Each record that follows should be duplicated exactly, except for its pictures.

------ Exercise data ------

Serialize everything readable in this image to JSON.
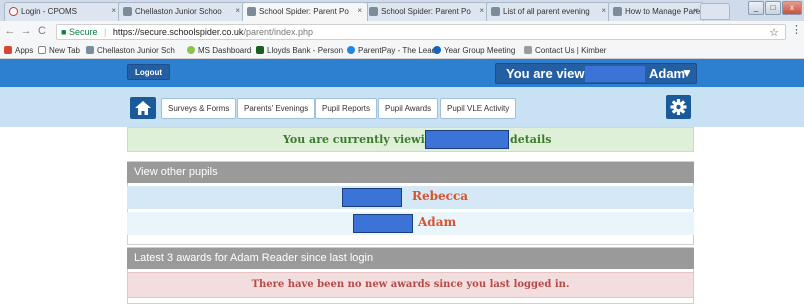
{
  "browser": {
    "tabs": [
      {
        "label": "Login - CPOMS",
        "fav": "#c0392b"
      },
      {
        "label": "Chellaston Junior Schoo",
        "fav": "#5b7c99"
      },
      {
        "label": "School Spider: Parent Po",
        "fav": "#5b7c99"
      },
      {
        "label": "School Spider: Parent Po",
        "fav": "#5b7c99"
      },
      {
        "label": "List of all parent evening",
        "fav": "#5b7c99"
      },
      {
        "label": "How to Manage Parents",
        "fav": "#5b7c99"
      }
    ],
    "tab_close": "×",
    "secure_label": "Secure",
    "url_host": "https://secure.schoolspider.co.uk",
    "url_path": "/parent/index.php",
    "bookmarks": [
      "Apps",
      "New Tab",
      "Chellaston Junior Sch",
      "MS Dashboard",
      "Lloyds Bank - Person",
      "ParentPay - The Lead",
      "Year Group Meeting",
      "Contact Us | Kimber"
    ]
  },
  "header": {
    "logout_label": "Logout",
    "viewing_prefix": "You are viewi",
    "viewing_name": "Adam",
    "caret": "▼"
  },
  "nav": {
    "tabs": [
      "Surveys & Forms",
      "Parents' Evenings",
      "Pupil Reports",
      "Pupil Awards",
      "Pupil VLE Activity"
    ]
  },
  "notice": {
    "prefix": "You are currently viewing",
    "suffix": "details"
  },
  "pupils": {
    "heading": "View other pupils",
    "items": [
      "Rebecca",
      "Adam"
    ]
  },
  "awards": {
    "heading": "Latest 3 awards for Adam Reader since last login",
    "empty_message": "There have been no new awards since you last logged in."
  },
  "colors": {
    "brand_blue": "#2d7fcf",
    "nav_bg": "#c9e2f3",
    "dark_button": "#1a5a9a",
    "pupil_name": "#d9532c",
    "redaction": "#3b74d6"
  }
}
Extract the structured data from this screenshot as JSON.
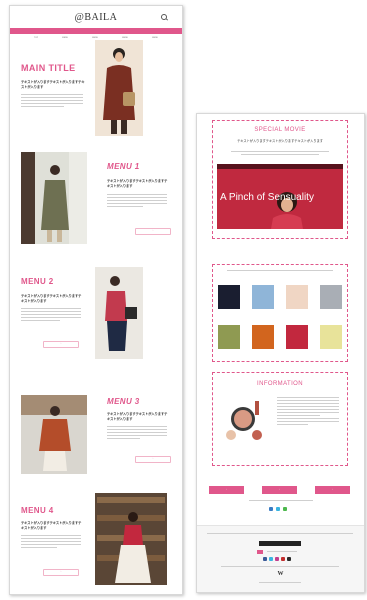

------

Output of the task -
Serialize everything readable in this image to JSON.
{
  "browser": {
    "tabs": [
      {
        "label": "Login - CPOMS",
        "fav": "#c0392b"
      },
      {
        "label": "Chellaston Junior Schoo",
        "fav": "#5b7c99"
      },
      {
        "label": "School Spider: Parent Po",
        "fav": "#5b7c99"
      },
      {
        "label": "School Spider: Parent Po",
        "fav": "#5b7c99"
      },
      {
        "label": "List of all parent evening",
        "fav": "#5b7c99"
      },
      {
        "label": "How to Manage Parents",
        "fav": "#5b7c99"
      }
    ],
    "tab_close": "×",
    "secure_label": "Secure",
    "url_host": "https://secure.schoolspider.co.uk",
    "url_path": "/parent/index.php",
    "bookmarks": [
      "Apps",
      "New Tab",
      "Chellaston Junior Sch",
      "MS Dashboard",
      "Lloyds Bank - Person",
      "ParentPay - The Lead",
      "Year Group Meeting",
      "Contact Us | Kimber"
    ]
  },
  "header": {
    "logout_label": "Logout",
    "viewing_prefix": "You are viewi",
    "viewing_name": "Adam",
    "caret": "▼"
  },
  "nav": {
    "tabs": [
      "Surveys & Forms",
      "Parents' Evenings",
      "Pupil Reports",
      "Pupil Awards",
      "Pupil VLE Activity"
    ]
  },
  "notice": {
    "prefix": "You are currently viewing",
    "suffix": "details"
  },
  "pupils": {
    "heading": "View other pupils",
    "items": [
      "Rebecca",
      "Adam"
    ]
  },
  "awards": {
    "heading": "Latest 3 awards for Adam Reader since last login",
    "empty_message": "There have been no new awards since you last logged in."
  },
  "colors": {
    "brand_blue": "#2d7fcf",
    "nav_bg": "#c9e2f3",
    "dark_button": "#1a5a9a",
    "pupil_name": "#d9532c",
    "redaction": "#3b74d6"
  }
}
Extract the structured data from this screenshot as JSON.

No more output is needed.